Insurers will have to provide six-years run-off cover for little or no premium if firms close

Some of the 117 law firms facing closure owing to a lack of insurance may get a reprieve from insurers looking to avoid costly run-off periods, according to Hill Dickinson.

Hill Dickinson partner Christopher Stanton said insurers who did not offer renewal policies to law firms at the October renewal will have to provide potentially expensive run-off cover if the solicitor ceases trading, with little or no premium in return.

Stanton said: “If [the solicitor] hasn’t got insurance then whichever insurer was last providing cover, ie the insurer that was on-cover for the period ending on 30 September, has to provide six years’ run-off cover.

“There’s a formula as to how the insured pays for that run-off cover, but the reality is that I can’t think of any law firm that will be able to pay that. Normally it’s done as three times the last year’s premium, but most of these firms are struggling to make ends meet anyway so the chances of the insurer actually getting any premium income are remote. But, they still have to provide the six years’ run-off cover.”

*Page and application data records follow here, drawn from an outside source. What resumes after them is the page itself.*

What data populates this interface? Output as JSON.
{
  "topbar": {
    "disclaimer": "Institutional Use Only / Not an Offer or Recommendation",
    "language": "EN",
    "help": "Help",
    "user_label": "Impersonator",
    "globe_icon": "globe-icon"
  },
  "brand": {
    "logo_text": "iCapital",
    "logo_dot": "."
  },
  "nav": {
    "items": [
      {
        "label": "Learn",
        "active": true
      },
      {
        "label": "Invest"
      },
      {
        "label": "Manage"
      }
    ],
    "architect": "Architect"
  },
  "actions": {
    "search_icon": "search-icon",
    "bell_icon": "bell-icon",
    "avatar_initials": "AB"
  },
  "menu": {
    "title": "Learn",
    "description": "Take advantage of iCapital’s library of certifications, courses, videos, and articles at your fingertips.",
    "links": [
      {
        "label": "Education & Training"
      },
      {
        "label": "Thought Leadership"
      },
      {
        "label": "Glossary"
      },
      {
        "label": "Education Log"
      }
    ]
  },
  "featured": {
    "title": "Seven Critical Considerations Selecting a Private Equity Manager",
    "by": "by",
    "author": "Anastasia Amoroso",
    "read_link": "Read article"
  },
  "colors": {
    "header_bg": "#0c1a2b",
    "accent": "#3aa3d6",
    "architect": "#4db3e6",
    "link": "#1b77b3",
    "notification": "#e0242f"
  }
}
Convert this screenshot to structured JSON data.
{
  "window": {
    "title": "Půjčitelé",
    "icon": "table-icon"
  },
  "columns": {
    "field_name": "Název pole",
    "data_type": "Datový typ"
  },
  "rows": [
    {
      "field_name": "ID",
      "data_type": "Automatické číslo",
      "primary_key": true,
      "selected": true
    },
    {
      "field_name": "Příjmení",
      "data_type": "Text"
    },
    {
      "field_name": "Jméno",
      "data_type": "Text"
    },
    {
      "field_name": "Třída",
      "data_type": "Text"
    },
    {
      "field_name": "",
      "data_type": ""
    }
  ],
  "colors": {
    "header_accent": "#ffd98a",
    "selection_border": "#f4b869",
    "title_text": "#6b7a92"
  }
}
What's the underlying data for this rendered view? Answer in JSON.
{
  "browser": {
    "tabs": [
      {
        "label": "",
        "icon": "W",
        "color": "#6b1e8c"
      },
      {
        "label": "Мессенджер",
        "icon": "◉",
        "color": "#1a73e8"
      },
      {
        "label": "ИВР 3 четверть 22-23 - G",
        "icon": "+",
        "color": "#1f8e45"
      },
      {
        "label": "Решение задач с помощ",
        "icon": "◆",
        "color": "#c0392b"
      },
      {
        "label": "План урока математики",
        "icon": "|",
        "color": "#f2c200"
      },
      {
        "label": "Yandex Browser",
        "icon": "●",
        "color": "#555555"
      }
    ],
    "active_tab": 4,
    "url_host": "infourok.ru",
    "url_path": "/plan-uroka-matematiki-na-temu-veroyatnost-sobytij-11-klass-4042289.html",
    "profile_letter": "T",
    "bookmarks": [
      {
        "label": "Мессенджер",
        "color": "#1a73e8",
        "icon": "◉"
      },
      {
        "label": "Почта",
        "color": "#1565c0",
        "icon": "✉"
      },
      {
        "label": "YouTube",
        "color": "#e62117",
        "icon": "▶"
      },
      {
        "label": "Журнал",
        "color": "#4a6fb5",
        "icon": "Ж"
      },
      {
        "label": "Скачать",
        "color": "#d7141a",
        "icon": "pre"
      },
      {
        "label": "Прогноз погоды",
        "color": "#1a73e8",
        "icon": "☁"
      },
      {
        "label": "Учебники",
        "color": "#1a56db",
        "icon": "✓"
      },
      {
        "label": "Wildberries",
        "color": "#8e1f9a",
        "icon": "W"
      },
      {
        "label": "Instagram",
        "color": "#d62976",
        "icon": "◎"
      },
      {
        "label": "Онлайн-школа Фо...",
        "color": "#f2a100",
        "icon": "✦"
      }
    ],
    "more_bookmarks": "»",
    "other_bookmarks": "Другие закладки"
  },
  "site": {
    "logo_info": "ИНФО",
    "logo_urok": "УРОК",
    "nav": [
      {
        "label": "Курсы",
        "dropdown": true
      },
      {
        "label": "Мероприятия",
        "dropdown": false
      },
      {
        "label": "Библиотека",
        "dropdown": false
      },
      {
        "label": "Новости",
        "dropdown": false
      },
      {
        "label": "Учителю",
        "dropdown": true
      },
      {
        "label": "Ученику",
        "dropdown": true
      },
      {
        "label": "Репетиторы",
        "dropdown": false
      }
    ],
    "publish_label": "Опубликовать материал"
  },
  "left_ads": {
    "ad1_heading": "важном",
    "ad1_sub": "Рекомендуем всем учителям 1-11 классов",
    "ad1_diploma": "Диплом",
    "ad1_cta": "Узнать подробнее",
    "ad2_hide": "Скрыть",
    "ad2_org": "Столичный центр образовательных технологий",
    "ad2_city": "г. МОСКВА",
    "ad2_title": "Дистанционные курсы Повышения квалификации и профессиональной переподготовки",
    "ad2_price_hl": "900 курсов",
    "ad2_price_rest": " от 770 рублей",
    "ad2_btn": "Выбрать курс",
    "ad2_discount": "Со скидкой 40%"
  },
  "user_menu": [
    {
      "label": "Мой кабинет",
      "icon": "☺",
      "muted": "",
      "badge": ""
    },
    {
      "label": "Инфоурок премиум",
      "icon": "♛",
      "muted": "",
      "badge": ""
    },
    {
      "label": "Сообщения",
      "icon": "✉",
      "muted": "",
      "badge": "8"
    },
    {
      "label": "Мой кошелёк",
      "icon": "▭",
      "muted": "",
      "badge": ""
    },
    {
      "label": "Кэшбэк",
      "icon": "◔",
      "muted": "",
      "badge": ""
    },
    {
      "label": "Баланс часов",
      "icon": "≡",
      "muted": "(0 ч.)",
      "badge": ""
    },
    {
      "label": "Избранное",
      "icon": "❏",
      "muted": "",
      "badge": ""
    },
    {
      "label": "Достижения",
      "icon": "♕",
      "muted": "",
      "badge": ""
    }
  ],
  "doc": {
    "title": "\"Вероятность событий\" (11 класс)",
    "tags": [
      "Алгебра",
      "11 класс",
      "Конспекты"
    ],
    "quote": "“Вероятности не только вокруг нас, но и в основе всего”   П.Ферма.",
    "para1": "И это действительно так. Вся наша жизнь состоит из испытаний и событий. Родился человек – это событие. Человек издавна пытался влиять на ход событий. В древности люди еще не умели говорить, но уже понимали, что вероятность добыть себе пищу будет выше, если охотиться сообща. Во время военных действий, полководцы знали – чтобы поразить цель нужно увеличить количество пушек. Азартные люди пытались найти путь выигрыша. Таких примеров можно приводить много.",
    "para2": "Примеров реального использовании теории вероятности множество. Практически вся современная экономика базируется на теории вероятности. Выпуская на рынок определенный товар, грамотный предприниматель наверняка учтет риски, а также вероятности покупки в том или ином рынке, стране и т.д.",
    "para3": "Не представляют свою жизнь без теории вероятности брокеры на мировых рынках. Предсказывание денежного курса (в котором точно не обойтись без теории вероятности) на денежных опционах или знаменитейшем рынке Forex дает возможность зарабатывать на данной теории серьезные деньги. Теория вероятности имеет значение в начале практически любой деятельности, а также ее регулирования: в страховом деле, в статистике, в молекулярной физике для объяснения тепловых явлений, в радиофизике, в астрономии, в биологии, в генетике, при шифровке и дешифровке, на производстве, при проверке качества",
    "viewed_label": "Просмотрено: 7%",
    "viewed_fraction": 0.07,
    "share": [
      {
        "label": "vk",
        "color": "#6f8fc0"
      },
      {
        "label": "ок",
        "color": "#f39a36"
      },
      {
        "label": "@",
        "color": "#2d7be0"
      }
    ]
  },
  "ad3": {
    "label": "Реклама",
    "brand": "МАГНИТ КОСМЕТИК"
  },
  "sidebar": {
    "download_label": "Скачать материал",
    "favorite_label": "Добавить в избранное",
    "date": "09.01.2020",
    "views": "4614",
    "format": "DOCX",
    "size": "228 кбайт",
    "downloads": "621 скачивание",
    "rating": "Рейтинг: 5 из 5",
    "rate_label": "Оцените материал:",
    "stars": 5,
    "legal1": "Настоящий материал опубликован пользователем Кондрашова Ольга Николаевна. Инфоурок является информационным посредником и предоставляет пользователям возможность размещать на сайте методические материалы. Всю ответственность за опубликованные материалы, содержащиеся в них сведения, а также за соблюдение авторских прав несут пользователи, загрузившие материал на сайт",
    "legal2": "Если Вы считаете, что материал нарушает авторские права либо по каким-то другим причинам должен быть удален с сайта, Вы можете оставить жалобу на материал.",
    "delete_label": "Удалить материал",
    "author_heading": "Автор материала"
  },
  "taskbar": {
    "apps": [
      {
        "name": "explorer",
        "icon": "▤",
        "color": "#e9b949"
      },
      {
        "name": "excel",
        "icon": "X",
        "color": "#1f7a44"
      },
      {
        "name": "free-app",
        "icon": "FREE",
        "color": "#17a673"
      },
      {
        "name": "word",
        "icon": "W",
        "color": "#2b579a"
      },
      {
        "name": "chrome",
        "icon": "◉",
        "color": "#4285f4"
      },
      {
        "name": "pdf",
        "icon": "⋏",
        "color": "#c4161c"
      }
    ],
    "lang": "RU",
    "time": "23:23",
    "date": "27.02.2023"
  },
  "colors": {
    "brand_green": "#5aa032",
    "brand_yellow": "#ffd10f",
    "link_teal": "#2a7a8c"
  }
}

He said that insurers may therefore look to offer affordable terms until the next renewal date with the hope that the law firm will then move on to another insurer at renewal.

This would then remove them from being liable for providing the run-off cover.

“If they have an insured that wasn’t able to get cover, they will probably be better off offering terms that the insured could pay for the next 12 months with the view of getting some premium income in,” he said. “[They would then hope to] pass it on to another insurer next year [at the 2014 renewal date] so they avoid having to provide six years’ run-off cover.”

However, Stanton said this would be of no relief to the law firms that could not renew their policies because their existing insurer had gone out of business.

“Balva is no longer trading, it’s in liquidation,” he said. “It’s not able to offer renewals, so even if it wanted to [offer a policy] it can’t.”

All firms that have not got cover in place by 29 December will be forced to cease trading, and the Solicitor’s Regulation Authority (SRA) has warned that swift regulatory action will follow for any firms not following these orders.